The district council is asking people to take simple steps to cut the number of food poisoning cases linked to raw chicken.
Daventry District Council is supporting a national campaign encouraging people to take on the ‘Chicken Challenge’ in an effort to halve the number of food poisoning cases linked to the meat.
According to the Food Standards Agency (FSA) almost three quarters (73 per cent) of us eat chicken every week.
However the FSA also estimates that about 280,000 cases of food poisoning a year can be traced to campylobacter – a type of bacteria found mostly on raw chicken.
The infection, which is particularly linked with raw poultry, leads to symptoms including abdominal pain, severe diarrhoea and vomiting. It can be particularly severe in small children and the elderly and in the very worst cases can be fatal.
The FSA wants to cut the number of cases of campylobacter poisoning in half by the end of 2015, and so to mark this year’s Food Safety Week (May 18 to 24) it is encouraging people to take on the ‘Chicken Challenge’ by:

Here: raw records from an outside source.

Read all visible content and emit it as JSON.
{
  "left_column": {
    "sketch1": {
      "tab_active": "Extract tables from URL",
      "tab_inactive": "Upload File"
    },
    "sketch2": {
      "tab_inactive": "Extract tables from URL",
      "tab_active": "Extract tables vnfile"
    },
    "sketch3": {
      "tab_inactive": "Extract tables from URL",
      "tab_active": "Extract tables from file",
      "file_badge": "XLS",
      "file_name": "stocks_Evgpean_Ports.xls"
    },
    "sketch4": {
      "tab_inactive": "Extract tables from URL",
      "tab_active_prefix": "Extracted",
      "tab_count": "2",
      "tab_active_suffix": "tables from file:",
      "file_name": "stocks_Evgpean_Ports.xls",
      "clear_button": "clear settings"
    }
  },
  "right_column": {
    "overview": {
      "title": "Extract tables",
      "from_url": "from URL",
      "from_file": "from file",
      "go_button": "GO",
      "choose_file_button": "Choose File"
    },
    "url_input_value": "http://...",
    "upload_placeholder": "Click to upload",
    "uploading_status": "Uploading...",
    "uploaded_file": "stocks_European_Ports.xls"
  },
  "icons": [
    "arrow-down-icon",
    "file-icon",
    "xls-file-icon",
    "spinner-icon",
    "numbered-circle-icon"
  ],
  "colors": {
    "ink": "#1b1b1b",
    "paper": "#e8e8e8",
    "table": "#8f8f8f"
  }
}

- Bagging and storing raw chicken separately from other food, covered and chilled on the bottom shelf of the fridge.
- Not washing raw chicken as it splashes germs around the kitchen.
- Washing everything that has touched raw chicken in soap and hot water – including hands and utensils.
- Checking chicken is cooked properly with no pink meat, steaming hot and with the juices running clear.
Nina Purcell, FSA Director, said: “It’s clear that we all love chicken, we just need to take the time and be even more committed to ensuring we do the little things in the kitchen to keep our loved ones safe.”
Chris Millar, leader of Daventry District Council, said: “We are pleased to once again be supporting Food Safety Week, which highlights the correct way to handle and cook food safely. I would urge residents to follow the simple steps recommended by the FSA in order to keep themselves and their families safe.”